◆ WORK ORDER ◆
Whenever a line below holds the word "location", count it; please give only the final number.

◆ EXTRACTED RECORDS ◆
────

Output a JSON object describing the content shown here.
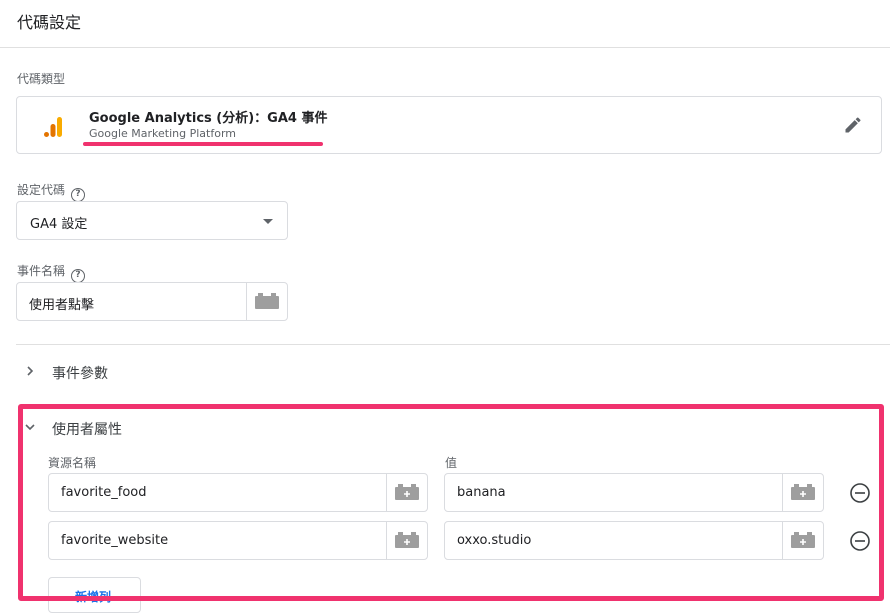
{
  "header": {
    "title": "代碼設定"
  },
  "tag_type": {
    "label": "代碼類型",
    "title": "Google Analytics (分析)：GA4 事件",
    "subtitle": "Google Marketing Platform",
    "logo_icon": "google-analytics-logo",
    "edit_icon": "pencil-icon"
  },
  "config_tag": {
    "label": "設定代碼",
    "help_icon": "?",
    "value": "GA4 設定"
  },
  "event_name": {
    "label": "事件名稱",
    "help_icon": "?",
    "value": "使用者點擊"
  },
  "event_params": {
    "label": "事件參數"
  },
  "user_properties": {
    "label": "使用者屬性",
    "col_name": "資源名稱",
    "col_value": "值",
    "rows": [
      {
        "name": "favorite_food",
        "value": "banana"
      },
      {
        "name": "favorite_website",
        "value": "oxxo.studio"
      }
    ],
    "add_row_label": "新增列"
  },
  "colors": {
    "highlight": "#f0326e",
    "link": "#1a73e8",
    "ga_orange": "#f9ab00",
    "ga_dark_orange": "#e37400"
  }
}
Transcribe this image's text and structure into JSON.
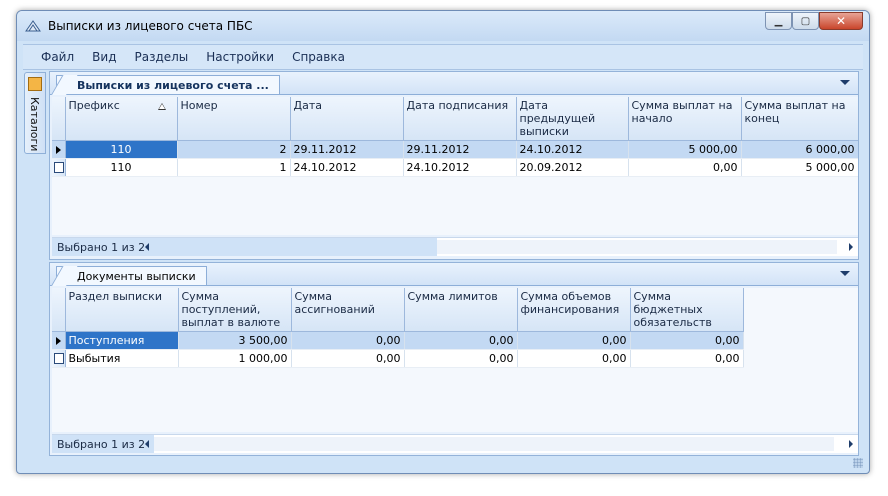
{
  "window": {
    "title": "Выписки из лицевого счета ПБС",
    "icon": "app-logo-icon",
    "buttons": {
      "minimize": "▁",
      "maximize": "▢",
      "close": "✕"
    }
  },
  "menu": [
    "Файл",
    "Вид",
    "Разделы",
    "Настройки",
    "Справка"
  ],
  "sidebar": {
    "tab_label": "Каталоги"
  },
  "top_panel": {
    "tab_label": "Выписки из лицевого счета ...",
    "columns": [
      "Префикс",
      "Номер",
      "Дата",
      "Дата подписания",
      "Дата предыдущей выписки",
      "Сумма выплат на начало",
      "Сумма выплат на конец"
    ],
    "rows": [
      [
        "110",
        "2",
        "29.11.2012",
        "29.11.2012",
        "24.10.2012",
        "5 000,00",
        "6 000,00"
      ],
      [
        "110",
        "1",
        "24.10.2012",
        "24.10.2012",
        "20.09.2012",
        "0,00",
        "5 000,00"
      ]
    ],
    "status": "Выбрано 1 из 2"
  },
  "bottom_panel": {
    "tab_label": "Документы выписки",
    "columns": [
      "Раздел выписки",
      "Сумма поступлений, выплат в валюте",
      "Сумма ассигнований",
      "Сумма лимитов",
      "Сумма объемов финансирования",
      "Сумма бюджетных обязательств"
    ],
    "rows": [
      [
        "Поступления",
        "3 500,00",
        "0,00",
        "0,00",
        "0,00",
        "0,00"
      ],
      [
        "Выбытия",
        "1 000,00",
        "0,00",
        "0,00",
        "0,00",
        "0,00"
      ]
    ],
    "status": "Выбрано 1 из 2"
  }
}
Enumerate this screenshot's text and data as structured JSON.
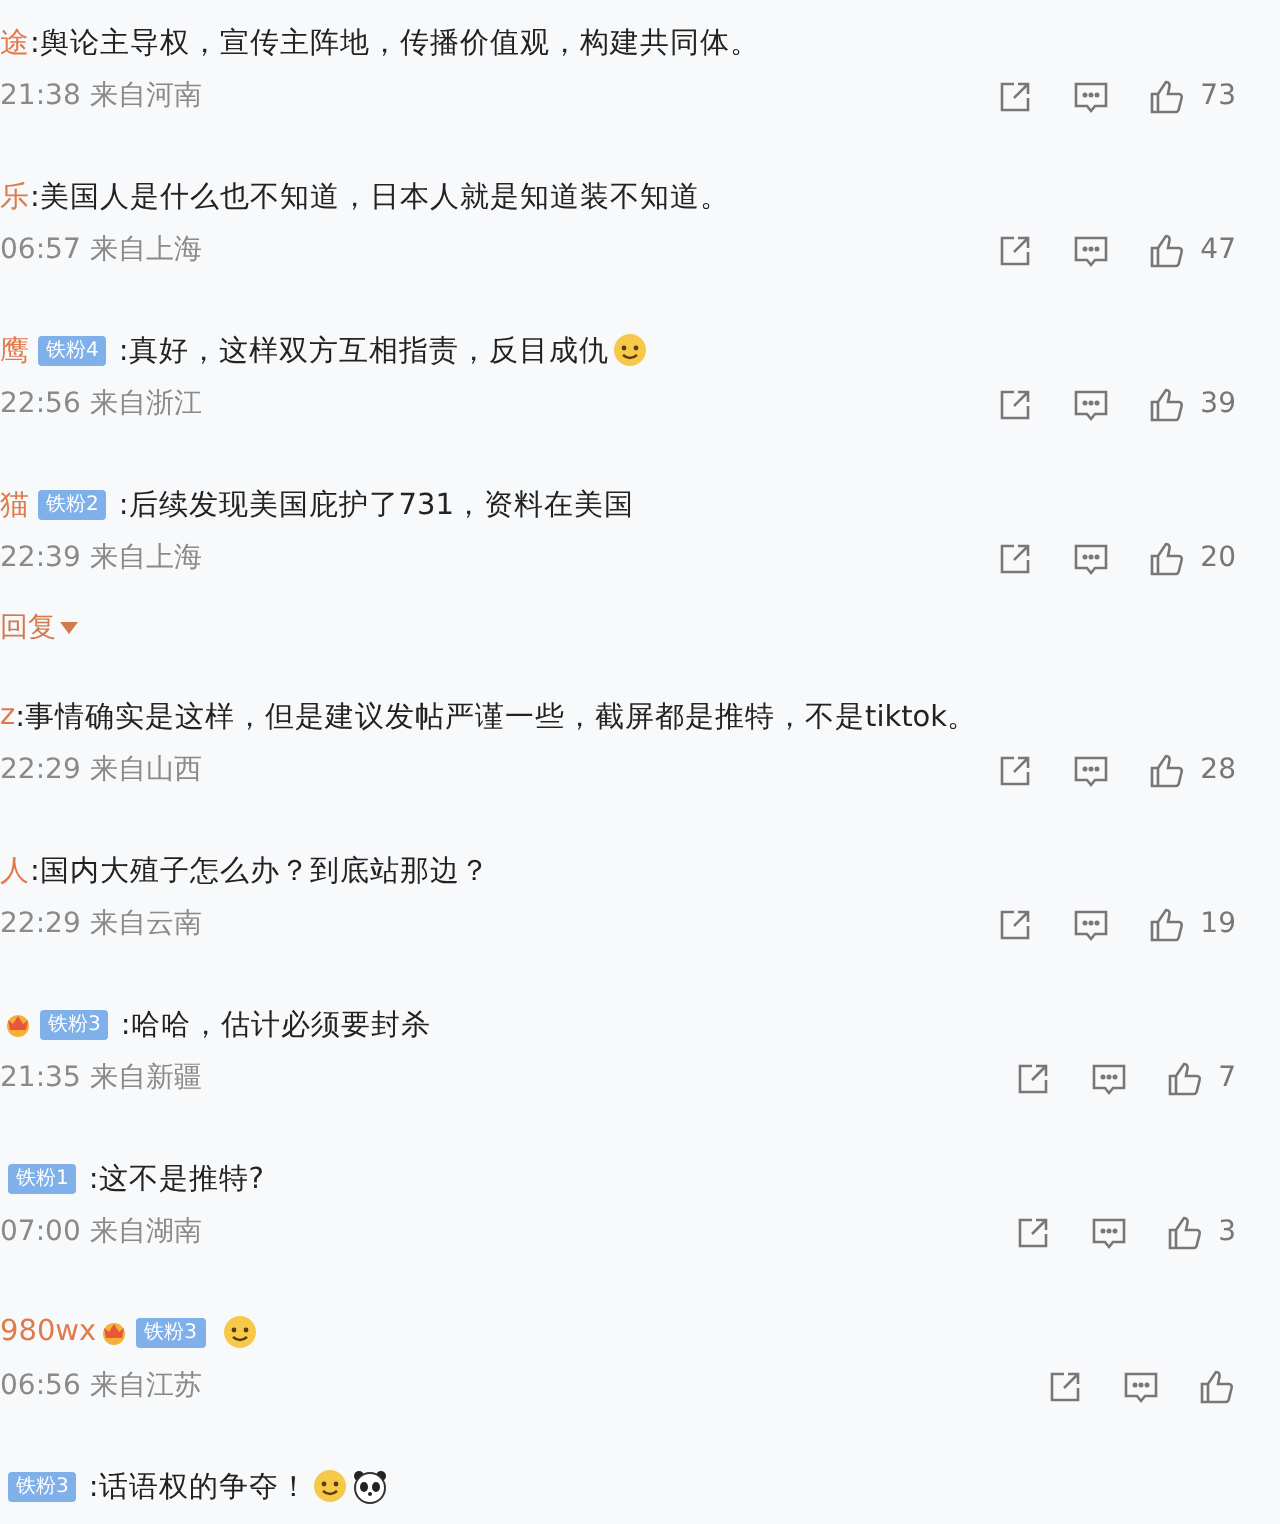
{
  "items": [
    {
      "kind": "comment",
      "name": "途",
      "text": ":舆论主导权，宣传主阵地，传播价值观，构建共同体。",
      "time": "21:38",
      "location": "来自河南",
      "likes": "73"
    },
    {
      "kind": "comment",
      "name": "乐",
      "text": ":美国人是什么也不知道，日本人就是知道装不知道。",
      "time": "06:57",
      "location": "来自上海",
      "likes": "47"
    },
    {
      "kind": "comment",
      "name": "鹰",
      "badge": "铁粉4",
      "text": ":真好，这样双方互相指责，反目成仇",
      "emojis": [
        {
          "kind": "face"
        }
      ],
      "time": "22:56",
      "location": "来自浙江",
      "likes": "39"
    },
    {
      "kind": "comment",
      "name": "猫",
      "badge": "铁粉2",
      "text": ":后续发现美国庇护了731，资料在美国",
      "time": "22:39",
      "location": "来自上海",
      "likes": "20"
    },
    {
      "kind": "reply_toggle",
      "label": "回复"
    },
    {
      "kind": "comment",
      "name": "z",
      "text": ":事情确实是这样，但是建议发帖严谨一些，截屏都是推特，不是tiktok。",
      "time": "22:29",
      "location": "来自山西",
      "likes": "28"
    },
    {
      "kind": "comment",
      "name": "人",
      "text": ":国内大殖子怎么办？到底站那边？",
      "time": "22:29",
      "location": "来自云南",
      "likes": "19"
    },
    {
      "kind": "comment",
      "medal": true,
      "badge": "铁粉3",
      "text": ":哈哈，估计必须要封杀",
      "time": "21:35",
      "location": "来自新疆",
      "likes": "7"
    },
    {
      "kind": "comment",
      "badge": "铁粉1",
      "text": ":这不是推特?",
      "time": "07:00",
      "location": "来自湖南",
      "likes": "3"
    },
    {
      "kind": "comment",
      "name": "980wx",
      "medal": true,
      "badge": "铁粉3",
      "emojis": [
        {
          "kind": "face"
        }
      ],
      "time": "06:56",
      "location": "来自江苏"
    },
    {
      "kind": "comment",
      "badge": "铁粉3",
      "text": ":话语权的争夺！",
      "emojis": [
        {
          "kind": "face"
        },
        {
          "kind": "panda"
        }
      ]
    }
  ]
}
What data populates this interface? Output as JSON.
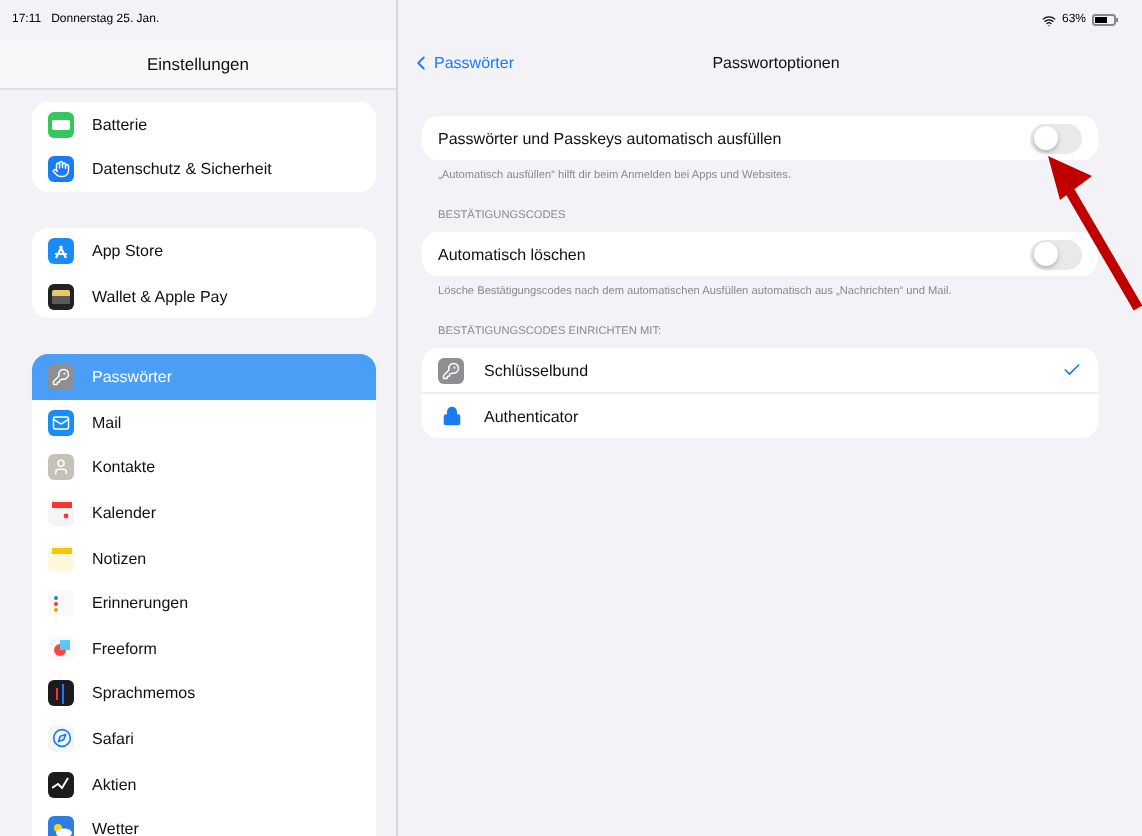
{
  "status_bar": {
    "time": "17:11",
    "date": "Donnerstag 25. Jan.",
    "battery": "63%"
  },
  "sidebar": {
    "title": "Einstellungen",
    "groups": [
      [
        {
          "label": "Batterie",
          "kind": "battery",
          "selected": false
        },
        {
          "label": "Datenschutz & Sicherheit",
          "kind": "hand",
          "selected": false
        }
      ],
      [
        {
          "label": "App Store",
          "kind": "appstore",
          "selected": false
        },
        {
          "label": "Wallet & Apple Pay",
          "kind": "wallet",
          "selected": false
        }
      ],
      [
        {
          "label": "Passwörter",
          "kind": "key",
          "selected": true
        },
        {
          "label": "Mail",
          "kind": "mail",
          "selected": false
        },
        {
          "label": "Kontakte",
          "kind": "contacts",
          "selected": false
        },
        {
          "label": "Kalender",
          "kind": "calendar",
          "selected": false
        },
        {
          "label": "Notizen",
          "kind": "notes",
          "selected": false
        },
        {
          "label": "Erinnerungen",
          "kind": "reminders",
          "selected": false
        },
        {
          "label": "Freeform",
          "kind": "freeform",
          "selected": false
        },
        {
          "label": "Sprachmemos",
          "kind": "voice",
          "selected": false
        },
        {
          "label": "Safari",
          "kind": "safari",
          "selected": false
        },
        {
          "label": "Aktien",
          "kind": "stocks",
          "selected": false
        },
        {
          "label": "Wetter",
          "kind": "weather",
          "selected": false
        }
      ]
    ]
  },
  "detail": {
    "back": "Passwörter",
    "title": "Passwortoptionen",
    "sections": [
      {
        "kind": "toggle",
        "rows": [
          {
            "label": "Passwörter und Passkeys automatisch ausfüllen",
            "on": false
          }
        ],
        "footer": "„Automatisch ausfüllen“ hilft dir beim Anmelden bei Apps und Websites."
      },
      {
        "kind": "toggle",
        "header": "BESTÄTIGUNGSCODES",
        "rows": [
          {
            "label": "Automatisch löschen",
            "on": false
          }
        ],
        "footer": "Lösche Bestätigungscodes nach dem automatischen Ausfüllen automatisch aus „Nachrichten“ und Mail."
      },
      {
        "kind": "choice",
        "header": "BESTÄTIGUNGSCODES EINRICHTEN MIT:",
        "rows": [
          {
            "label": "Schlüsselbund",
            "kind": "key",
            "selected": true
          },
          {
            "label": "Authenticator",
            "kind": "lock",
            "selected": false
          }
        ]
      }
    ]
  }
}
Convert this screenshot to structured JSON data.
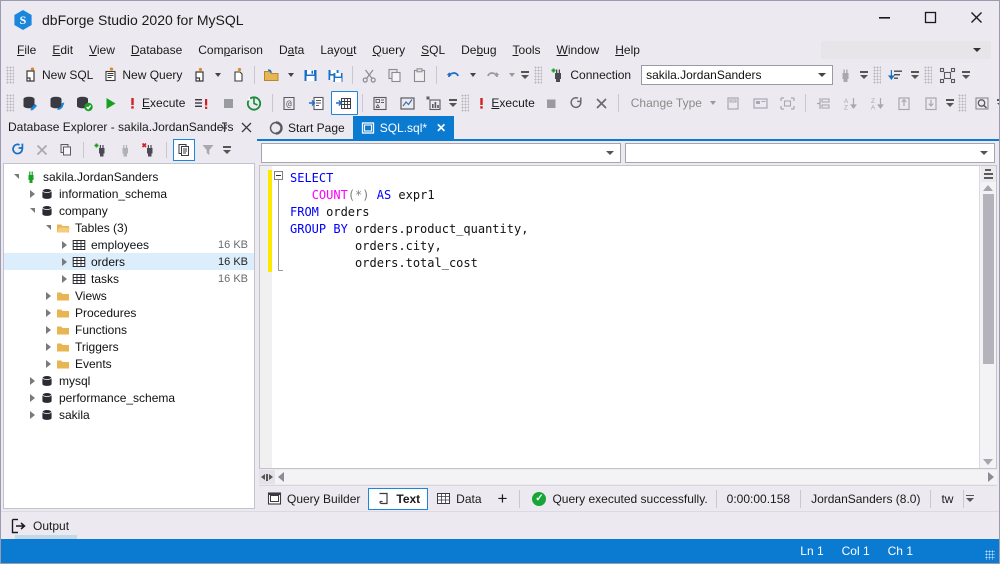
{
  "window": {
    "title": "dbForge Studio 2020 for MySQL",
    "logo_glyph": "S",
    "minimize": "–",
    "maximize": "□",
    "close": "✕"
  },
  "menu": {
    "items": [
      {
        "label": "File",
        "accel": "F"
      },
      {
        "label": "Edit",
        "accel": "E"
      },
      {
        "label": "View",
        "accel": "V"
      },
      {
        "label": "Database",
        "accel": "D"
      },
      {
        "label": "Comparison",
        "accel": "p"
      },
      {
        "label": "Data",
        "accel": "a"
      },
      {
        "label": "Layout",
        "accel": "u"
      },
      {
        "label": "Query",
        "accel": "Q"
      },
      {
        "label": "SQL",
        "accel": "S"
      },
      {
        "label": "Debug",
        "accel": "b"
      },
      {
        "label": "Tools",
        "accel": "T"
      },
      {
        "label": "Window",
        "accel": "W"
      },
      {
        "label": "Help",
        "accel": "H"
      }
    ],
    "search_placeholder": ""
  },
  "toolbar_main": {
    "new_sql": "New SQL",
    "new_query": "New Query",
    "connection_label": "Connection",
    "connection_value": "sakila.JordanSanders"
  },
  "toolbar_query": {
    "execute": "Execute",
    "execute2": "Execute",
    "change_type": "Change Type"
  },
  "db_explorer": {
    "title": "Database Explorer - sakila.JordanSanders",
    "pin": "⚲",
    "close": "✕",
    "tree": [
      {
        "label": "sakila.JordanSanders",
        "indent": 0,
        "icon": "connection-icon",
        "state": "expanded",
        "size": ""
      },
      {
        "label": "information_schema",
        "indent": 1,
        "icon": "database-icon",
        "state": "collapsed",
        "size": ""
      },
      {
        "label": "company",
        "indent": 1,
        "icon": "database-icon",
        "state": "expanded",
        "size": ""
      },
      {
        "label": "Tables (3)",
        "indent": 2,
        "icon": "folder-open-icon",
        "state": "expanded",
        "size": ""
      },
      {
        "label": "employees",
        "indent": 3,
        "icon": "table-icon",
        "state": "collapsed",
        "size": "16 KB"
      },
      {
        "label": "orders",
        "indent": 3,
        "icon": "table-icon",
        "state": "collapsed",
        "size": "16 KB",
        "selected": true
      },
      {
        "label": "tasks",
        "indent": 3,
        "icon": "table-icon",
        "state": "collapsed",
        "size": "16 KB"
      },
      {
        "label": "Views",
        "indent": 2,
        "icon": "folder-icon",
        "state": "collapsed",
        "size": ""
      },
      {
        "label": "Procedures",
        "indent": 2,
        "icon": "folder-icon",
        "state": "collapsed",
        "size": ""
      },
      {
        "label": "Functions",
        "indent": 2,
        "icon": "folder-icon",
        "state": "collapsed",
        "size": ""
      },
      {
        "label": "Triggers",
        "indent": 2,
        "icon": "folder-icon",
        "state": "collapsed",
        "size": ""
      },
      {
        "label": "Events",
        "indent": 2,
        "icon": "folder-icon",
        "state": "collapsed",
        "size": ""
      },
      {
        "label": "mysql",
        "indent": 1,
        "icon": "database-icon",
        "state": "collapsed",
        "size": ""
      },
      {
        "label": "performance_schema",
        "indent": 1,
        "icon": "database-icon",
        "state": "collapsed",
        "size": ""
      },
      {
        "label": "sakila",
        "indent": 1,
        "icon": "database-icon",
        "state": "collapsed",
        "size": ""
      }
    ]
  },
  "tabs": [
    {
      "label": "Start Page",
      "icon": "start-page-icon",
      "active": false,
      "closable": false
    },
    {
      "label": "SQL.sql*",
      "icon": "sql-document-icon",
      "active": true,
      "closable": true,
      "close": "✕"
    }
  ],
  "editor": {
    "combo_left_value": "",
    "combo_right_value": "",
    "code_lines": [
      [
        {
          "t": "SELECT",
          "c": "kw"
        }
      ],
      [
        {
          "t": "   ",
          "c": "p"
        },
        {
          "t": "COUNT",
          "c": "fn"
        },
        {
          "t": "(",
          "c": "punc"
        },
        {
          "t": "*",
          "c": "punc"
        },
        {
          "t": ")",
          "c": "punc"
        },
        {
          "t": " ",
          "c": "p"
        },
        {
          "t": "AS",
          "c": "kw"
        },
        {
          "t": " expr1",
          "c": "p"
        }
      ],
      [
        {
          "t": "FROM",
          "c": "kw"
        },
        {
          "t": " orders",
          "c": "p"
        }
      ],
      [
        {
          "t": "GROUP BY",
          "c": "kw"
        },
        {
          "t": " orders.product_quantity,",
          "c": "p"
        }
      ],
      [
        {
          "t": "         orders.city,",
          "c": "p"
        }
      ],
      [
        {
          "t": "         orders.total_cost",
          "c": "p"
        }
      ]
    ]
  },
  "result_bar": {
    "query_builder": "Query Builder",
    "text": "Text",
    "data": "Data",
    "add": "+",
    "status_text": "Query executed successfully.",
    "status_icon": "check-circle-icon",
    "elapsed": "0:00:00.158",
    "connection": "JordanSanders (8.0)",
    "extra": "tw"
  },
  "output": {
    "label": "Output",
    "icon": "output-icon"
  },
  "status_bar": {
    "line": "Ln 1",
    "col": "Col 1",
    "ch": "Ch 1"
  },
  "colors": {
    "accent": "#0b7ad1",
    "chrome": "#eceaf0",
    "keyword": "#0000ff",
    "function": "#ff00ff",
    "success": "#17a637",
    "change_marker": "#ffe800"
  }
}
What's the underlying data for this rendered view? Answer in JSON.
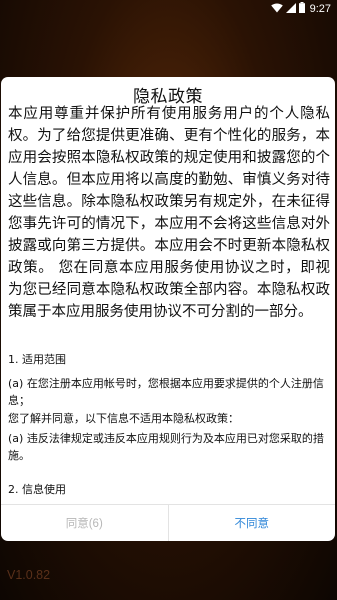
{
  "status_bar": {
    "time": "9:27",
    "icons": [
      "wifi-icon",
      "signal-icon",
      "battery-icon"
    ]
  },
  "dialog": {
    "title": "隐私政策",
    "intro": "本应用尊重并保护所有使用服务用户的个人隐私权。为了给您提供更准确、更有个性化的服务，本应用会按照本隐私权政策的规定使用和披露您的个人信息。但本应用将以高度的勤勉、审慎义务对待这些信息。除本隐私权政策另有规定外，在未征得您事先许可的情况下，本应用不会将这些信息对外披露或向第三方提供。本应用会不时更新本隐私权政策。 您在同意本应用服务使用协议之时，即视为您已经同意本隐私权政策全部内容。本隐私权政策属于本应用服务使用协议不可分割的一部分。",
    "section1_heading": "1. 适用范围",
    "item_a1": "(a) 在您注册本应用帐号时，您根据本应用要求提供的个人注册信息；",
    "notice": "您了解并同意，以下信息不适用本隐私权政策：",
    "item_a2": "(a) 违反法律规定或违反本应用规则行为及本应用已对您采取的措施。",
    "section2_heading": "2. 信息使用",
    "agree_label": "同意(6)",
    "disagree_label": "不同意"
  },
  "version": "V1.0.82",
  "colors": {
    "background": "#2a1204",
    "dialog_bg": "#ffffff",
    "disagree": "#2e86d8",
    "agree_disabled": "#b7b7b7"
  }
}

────

◆ SOLVED EXERCISE ◆
9